Most awkward finish line picture ever. That's Trent at my side, relentlessly encouraging.

I was mad that Trent made me smile for this photo, but I'm glad he did.

Post Race Drama

My post-race experience didn't go as planned. As soon as I crossed the line, I felt cold and nauseated. I couldn't eat or drink and I started to hyperventilate. I had such trouble trying to slow my breathing that Trent wondered if I needed to go to the hospital and eventually summoned one of the race representatives to help assess the situation. She asked me a few questions and between gasps for air I gave her my answers. In the meantime, Trent was on the phone with Whiting and Doug who were looking for an urgent care down the road in Frisco for us to go to. This has happened to me before, after Ironman Louisville, but the difference is that in Louisville, Trent had an inhaler for me to use right away. (Guess what's going in the bag for the next race?) I think this happened as a result of extreme emotion after a day of extreme exertion (Louisville was the last race where I really gave it my all before this).

The folks assessing the situation determined that I would be fine if I drank water and headed to lower elevation.
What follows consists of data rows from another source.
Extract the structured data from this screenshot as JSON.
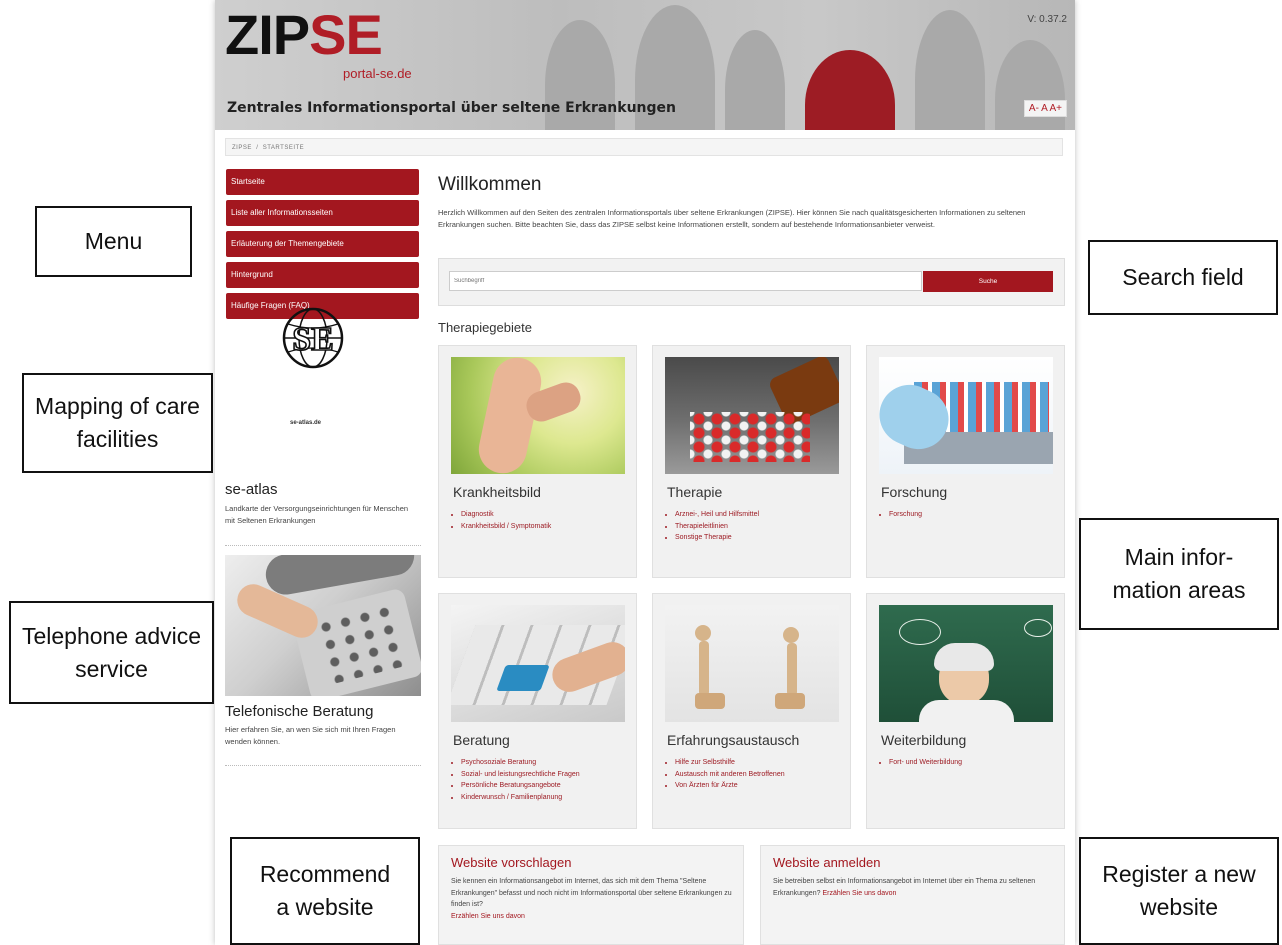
{
  "header": {
    "logo_main": "ZIP",
    "logo_accent": "SE",
    "logo_sub": "portal-se.de",
    "tagline": "Zentrales Informationsportal über seltene Erkrankungen",
    "version": "V: 0.37.2",
    "font_controls": "A- A A+"
  },
  "breadcrumb": {
    "home": "ZIPSE",
    "separator": "/",
    "current": "STARTSEITE"
  },
  "menu": {
    "items": [
      {
        "label": "Startseite"
      },
      {
        "label": "Liste aller Informationsseiten"
      },
      {
        "label": "Erläuterung der Themengebiete"
      },
      {
        "label": "Hintergrund"
      },
      {
        "label": "Häufige Fragen (FAQ)"
      }
    ]
  },
  "sidebar": {
    "atlas_logo_text": "SE",
    "atlas_caption": "se-atlas.de",
    "atlas_title": "se-atlas",
    "atlas_text": "Landkarte der Versorgungseinrichtungen für Menschen mit Seltenen Erkrankungen",
    "phone_title": "Telefonische Beratung",
    "phone_text": "Hier erfahren Sie, an wen Sie sich mit Ihren Fragen wenden können."
  },
  "welcome": {
    "title": "Willkommen",
    "text": "Herzlich Willkommen auf den Seiten des zentralen Informationsportals über seltene Erkrankungen (ZIPSE). Hier können Sie nach qualitätsgesicherten Informationen zu seltenen Erkrankungen suchen. Bitte beachten Sie, dass das ZIPSE selbst keine Informationen erstellt, sondern auf bestehende Informationsanbieter verweist."
  },
  "search": {
    "placeholder": "Suchbegriff",
    "button": "Suche"
  },
  "therapy": {
    "heading": "Therapiegebiete",
    "cards": [
      {
        "title": "Krankheitsbild",
        "links": [
          "Diagnostik",
          "Krankheitsbild / Symptomatik"
        ]
      },
      {
        "title": "Therapie",
        "links": [
          "Arznei-, Heil und Hilfsmittel",
          "Therapieleitlinien",
          "Sonstige Therapie"
        ]
      },
      {
        "title": "Forschung",
        "links": [
          "Forschung"
        ]
      },
      {
        "title": "Beratung",
        "links": [
          "Psychosoziale Beratung",
          "Sozial- und leistungsrechtliche Fragen",
          "Persönliche Beratungsangebote",
          "Kinderwunsch / Familienplanung"
        ]
      },
      {
        "title": "Erfahrungsaustausch",
        "links": [
          "Hilfe zur Selbsthilfe",
          "Austausch mit anderen Betroffenen",
          "Von Ärzten für Ärzte"
        ]
      },
      {
        "title": "Weiterbildung",
        "links": [
          "Fort- und Weiterbildung"
        ]
      }
    ]
  },
  "bottom": {
    "suggest": {
      "title": "Website vorschlagen",
      "text": "Sie kennen ein Informationsangebot im Internet, das sich mit dem Thema \"Seltene Erkrankungen\" befasst und noch nicht im Informationsportal über seltene Erkrankungen zu finden ist?",
      "link": "Erzählen Sie uns davon"
    },
    "register": {
      "title": "Website anmelden",
      "text": "Sie betreiben selbst ein Informationsangebot im Internet über ein Thema zu seltenen Erkrankungen?",
      "link": "Erzählen Sie uns davon"
    }
  },
  "callouts": {
    "menu": "Menu",
    "mapping": "Mapping of care facilities",
    "telephone": "Telephone advice service",
    "recommend": "Recommend a website",
    "search": "Search field",
    "main": "Main infor-mation areas",
    "register": "Register a new website"
  },
  "colors": {
    "accent": "#a3171f",
    "header_bg": "#c4c4c4",
    "card_bg": "#f1f1f1"
  }
}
After about an hour in the car back to Denver, my breathing slowed and I started to feel a bit more normal.

Thank You!
I want to say a big thank you to my friends, family, and Big Sexy Racing teammates for all the support. Especially to Trent, Whiting, Doug, Melina, McKenna, Chris, and Herb for the support out there on the course. This really is a team sport and I'm so grateful to my crew. Thank you to Nell for getting me as ready as possible for this one and the upcoming challenge at the Leadville Trail 100. And to everyone reading this, of course I am ridiculously honored that you're reading this and joining me in the adventure - thank you!

I'm looking forward to applying everything I've learned towards the next race. In 5 weeks I'll toe the line for the 100 and after last weekend's experience I'm confident that I'll be ready to put forth my best effort. I'm surprised and happy that even after not making the time cut at Silver Rush, I'm actually feeling more confident about the 100. I absolutely love everything about this trail running adventure! See y'all in August.